"It is meaningless, unless your tablet also includes sandpaper, so that the user can sand down their fingers to around one quarter of the present size. Apple’s done extensive user-testing on touch interfaces over many years, and we really understand this stuff. There are clear limits of how close you can physically place elements on a touch screen before users cannot reliably tap, flick or pinch them."
Jobs dismisses rumours of a 7-inch tablet following the huge success of the (slightly larger) iPad.
"I don’t want to hear any crap — I don’t want to hear any crap about something magical [like an iPod or iPad that Yahoo could have gotten into] that the fine people of Yahoo are supposed to do in this short time [17 months since she joined]. So fuck off. And that one I meant. Lunch time! We’re way over. End on a high."
Yahoo! boss Carol Bartz lets fly at TechCrunch editor Michael Arrington at the end of a particularly provocative interview during which she repeatedly defended her running of the company.

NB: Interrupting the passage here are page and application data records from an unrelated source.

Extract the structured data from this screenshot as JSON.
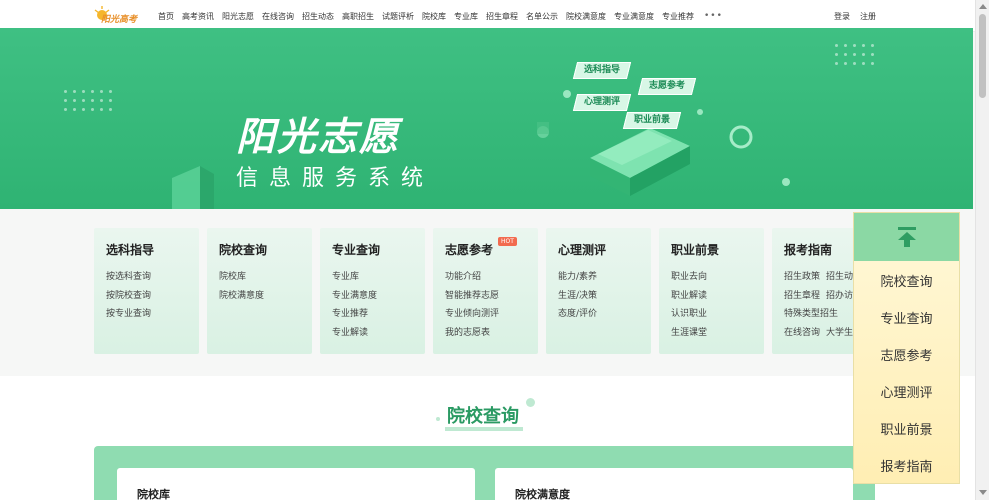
{
  "logo": {
    "text": "阳光高考"
  },
  "nav": {
    "items": [
      "首页",
      "高考资讯",
      "阳光志愿",
      "在线咨询",
      "招生动态",
      "高职招生",
      "试题评析",
      "院校库",
      "专业库",
      "招生章程",
      "名单公示",
      "院校满意度",
      "专业满意度",
      "专业推荐"
    ],
    "more": "•••"
  },
  "auth": {
    "login": "登录",
    "register": "注册"
  },
  "banner": {
    "title": "阳光志愿",
    "subtitle": "信息服务系统",
    "tags": [
      "选科指导",
      "志愿参考",
      "心理测评",
      "职业前景"
    ]
  },
  "categories": [
    {
      "title": "选科指导",
      "links": [
        "按选科查询",
        "按院校查询",
        "按专业查询"
      ]
    },
    {
      "title": "院校查询",
      "links": [
        "院校库",
        "院校满意度"
      ]
    },
    {
      "title": "专业查询",
      "links": [
        "专业库",
        "专业满意度",
        "专业推荐",
        "专业解读"
      ]
    },
    {
      "title": "志愿参考",
      "badge": "HOT",
      "links": [
        "功能介绍",
        "智能推荐志愿",
        "专业倾向测评",
        "我的志愿表"
      ]
    },
    {
      "title": "心理测评",
      "links": [
        "能力/素养",
        "生涯/决策",
        "态度/评价"
      ]
    },
    {
      "title": "职业前景",
      "links": [
        "职业去向",
        "职业解读",
        "认识职业",
        "生涯课堂"
      ]
    },
    {
      "title": "报考指南",
      "pairs": [
        [
          "招生政策",
          "招生动"
        ],
        [
          "招生章程",
          "招办访"
        ],
        [
          "特殊类型招生",
          ""
        ],
        [
          "在线咨询",
          "大学生"
        ]
      ]
    }
  ],
  "section": {
    "title": "院校查询",
    "cards": [
      "院校库",
      "院校满意度"
    ]
  },
  "float_menu": {
    "items": [
      "院校查询",
      "专业查询",
      "志愿参考",
      "心理测评",
      "职业前景",
      "报考指南"
    ]
  },
  "colors": {
    "brand_green": "#3fc083",
    "float_bg": "#ffeeb3",
    "hot": "#f26b4f"
  }
}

"I’ve worked with some of the best software engineers in the world, people who turned down jobs at Microsoft because they thought they were too good for the place. It’s fantastically important for me personally to work with people like that. I need that sort of individual around – even though they can be total pains in the arse."
David Jack, CIO at Thetrainline.com explains to CBR the importance of surrounding himself with people who can really make a difference, even if they can be a pain in the backside.

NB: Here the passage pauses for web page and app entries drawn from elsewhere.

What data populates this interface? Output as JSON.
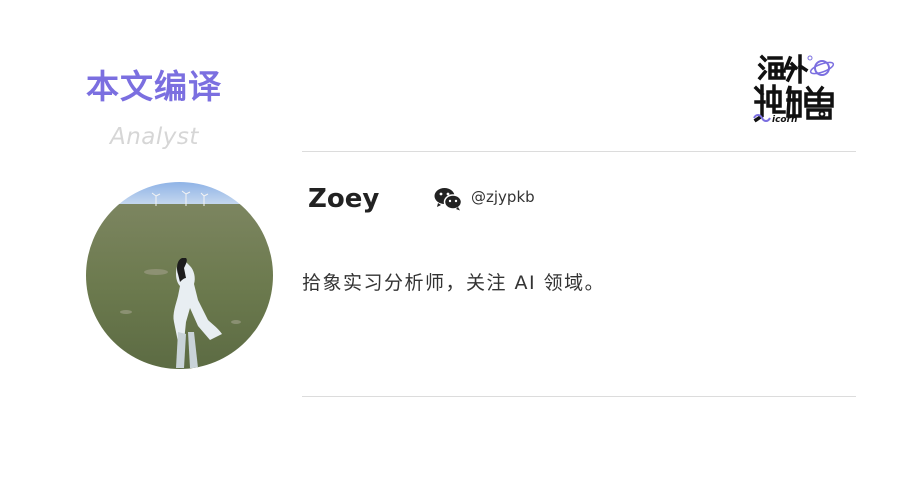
{
  "section": {
    "title": "本文编译",
    "subtitle": "Analyst"
  },
  "logo": {
    "icon": "haiwai-dujiaoshou-unicorn-logo",
    "text_cn": "海外独角兽",
    "text_en": "icorn"
  },
  "author": {
    "name": "Zoey",
    "social_icon": "wechat-icon",
    "handle": "@zjypkb",
    "bio": "拾象实习分析师，关注 AI 领域。"
  },
  "colors": {
    "accent": "#7b6fe0",
    "subtitle": "#d6d6d6",
    "divider": "#dcdcdc",
    "text": "#333333"
  }
}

"The HPs, HDSs and IBMs? They are watching us take market share off them. The established storage firms high end product lines shrank by about 20% while we grew at 10. They just don’t have the same clustered and modular technology as we do, in things like being able to manage a very wide mix of unpredictable, mixed workloads; they are playing catch-up and though they are trying, they haven’t figured it all out yet. My mission this year as CEO is in fact to re-ignite growth and we will be making significant investment in sales and marketing to do help do that."
David Scott, CEO of 3PAR rubbishes the opposition and sets out his stall for the year… just before the firm was acquired by HP.

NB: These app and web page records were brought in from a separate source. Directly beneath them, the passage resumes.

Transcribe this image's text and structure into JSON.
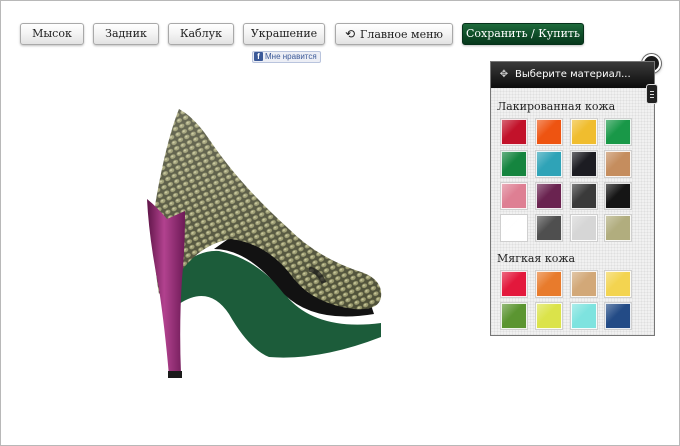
{
  "toolbar": {
    "buttons": [
      {
        "label": "Мысок"
      },
      {
        "label": "Задник"
      },
      {
        "label": "Каблук"
      },
      {
        "label": "Украшение"
      },
      {
        "label": "Главное меню"
      },
      {
        "label": "Сохранить / Купить"
      }
    ],
    "undo_icon": "undo-icon"
  },
  "facebook": {
    "like_label": "Мне нравится",
    "icon": "f"
  },
  "panel": {
    "title": "Выберите материал...",
    "move_icon": "move-icon",
    "close_icon": "close-icon",
    "sections": [
      {
        "title": "Лакированная кожа",
        "swatches": [
          "#c2122a",
          "#ee5411",
          "#f0bd2e",
          "#199848",
          "#15853f",
          "#2fa3b7",
          "#1c1c22",
          "#c58d5e",
          "#de7f93",
          "#6a2350",
          "#3a3a3a",
          "#151515",
          "#ffffff",
          "#4f4f4f",
          "#d6d6d6",
          "#b1ad7e"
        ]
      },
      {
        "title": "Мягкая кожа",
        "swatches": [
          "#e3183c",
          "#e87b2c",
          "#d2a878",
          "#f3d450",
          "#5b9531",
          "#dbe34a",
          "#7ee3df",
          "#234b86"
        ]
      }
    ]
  },
  "colors": {
    "accent_button": "#0e4c28",
    "upper": "#5f6147",
    "heel": "#8d2a6e",
    "sole": "#1c5c3a"
  }
}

"The ICO has completed a full reversal of its position… In our view the ICO is incapable of fulfilling its mandate. The Google incident has compromised the integrity of the Office. We can think of very few substantial privacy issues over the past ten years that the ICO has championed. In most cases the Office has become part of the problem by either ignoring those issues or by issuing bizarre and destructive rulings that justify surveillance rather than protecting privacy."
A letter from privacy groups to the Information Commissioner’s Office after it was announced no action would be taken against Google for capturing data from unsecured wireless networks via antenna on its Street View cars.
"I do believe that Oracle has no real reason to support MySQL. I don’t think the competition between them was enormous, but it is growing and has been growing for a number of years. I don’t think it’s healthy for Oracle to continue to grow it. I doubt they’d ‘kill’ anything. Will they aggressively sell to companies that Oracle can sell to? Never. Will it hurt the current MySQL customers? Probably not. There’s no money to be made for them there. Upselling current MySQL customers to Oracle would be tiny money. Stopping Oracle customers from downgrading to any open source database will be lots of money."
MySQL’s co-founder David Axmark gives his reaction to the Oracle/Sun deal, and what it means for the open source database, to CBR.
"As to why I left, it’s difficult to answer: Just about anything I could say that would be accurate and honest would do more harm than good. The hardest part is no longer being with all the great people I’ve had the privilege to work with over the years. I don’t know what I’m going to do next, other than take some time off before I start job hunting."
James Gosling, the Father of Java, quits Oracle.
Drop us a line if you can think of any more quotes that should have made the list, we’d be happy to include them.
Thanks to altemark on Flickr for the image.